And so, a week later, she went home, and came nervously to Ramsey's mother and found how to direct the letter she wanted to write. He was in France.
As the old phrase went, she poured out her heart. It seems to apply to her letter.
This letter, which she had taken care not to dampen, as she wrote, went in slow course to the "American Expeditionary Forces in France," and finally found him whom it patiently sought. He delayed not long to answer, and in time she held in a shaking hand the pencilled missive he had sent her.
Dora knew it was "something else." Her memory went back to her first recollection of him in school: from that time on he had been just an ordinary, everyday boy, floundering somehow through his lessons in school and through his sweethearting with Milla, as the millions of other boys floundered along with their own lessons and their own Millas. She saw him swinging his books and romping homeward from the schoolhouse, or going whistling by her father's front yard, rattling a stick on the fence as he went, care-free and masterful, but shy as a deer if strangers looked at him, and always "not much of a talker."
She had always felt so superior to him, she shuddered as she thought of it. His quiet had been so much better than her talk. His intelligence was proven now, when it came to the great test, to be of a stronger sort than hers. He was wise and good and gentle--and a fighting man! "We know what they've done to this country and what they mean to do to ours. So we're going to attend to them." She read this over, and she knew that Ramsey, wise and gentle and good, would fight like an unchained devil, and that he and his comrades would indeed and indeed do what they "came for."

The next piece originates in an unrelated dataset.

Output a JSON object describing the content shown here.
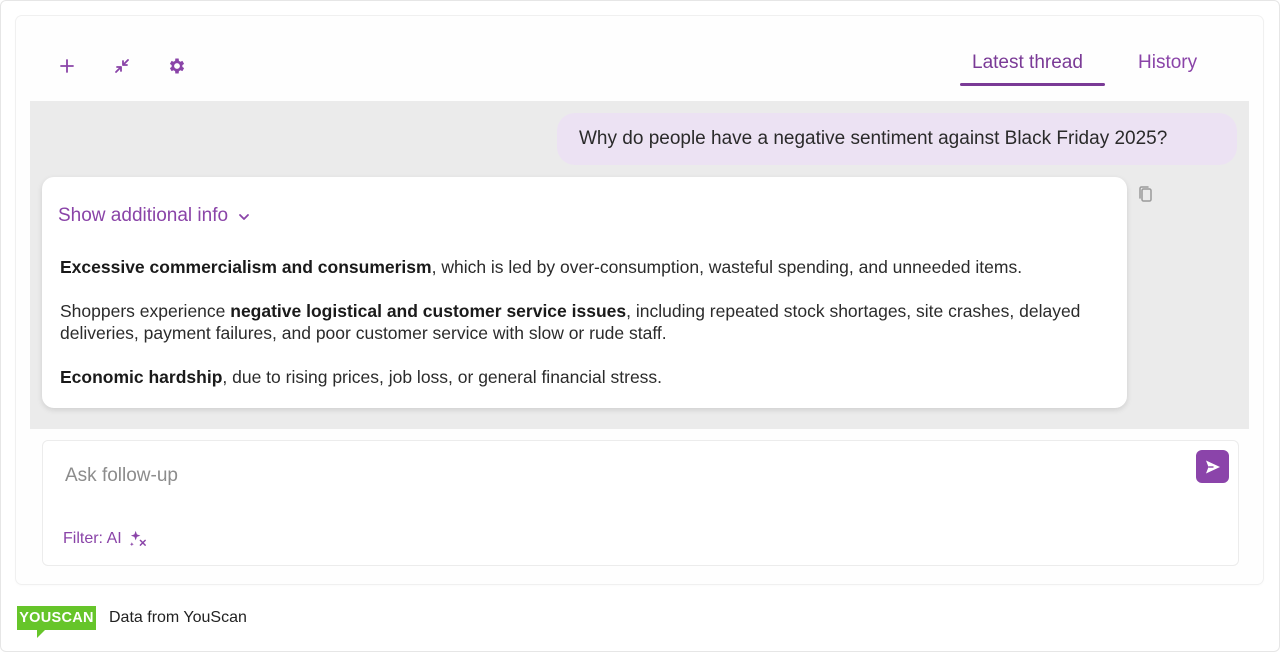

"It wasn't you," he said. She nodded gently, agreeing, and knew what it was that sent him. Yet Ramsey had his own secret there, and did not tell it. Sometimes there rose, faint in his memory, a whimsical picture, yet one that had always meant much to him. He would see an old man sitting with a little boy upon a rustic bench under a walnut tree to watch the "Decoration Day Parade" go by--and Ramsey would see a shoot of sunshine that had somehow got through the walnut tree and made a bedazzlement of glinting fine lines over a spot about the size of a saucer, upon the old man's thick white hair. And in Ramsey's memory, the little boy, sitting beside the veteran, would half close his eyes, drowsily, playing that this sunshine spot was a white bird's-nest, until he had a momentary dream of a glittering little bird that dwelt there and wore a blue soldier cap on its head. And Ramsey would bring out of his memory toughts that the old man had got into the child's head that day. "We knew that armies fighting for the Freedom of Man had to win, in the long run.... We were on the side of God's Plan.... Long ago we began to see hints of His Plan.... Man has to win his freedom from himself--men in the light have to fight against men in the dark.... That light is the answer.... We had the light that made us never doubt."
A long while Dora sat with the letter in her hand before she answered it and took it upon her heart to wear. That was the place for it, since it was already within her heart, where he would find it when he came home again. And she beheld the revelation sent to her. This ordinary life of Ramsey's was but the outward glinting of a high and splendid spirit, as high and splendid as earth can show. And yet it was only the life of an everyday American boy. The streets of the town were full, now, of boys like Ramsey.
At first they were just boys in uniform; then one saw that they were boys no more.
They were soldiers.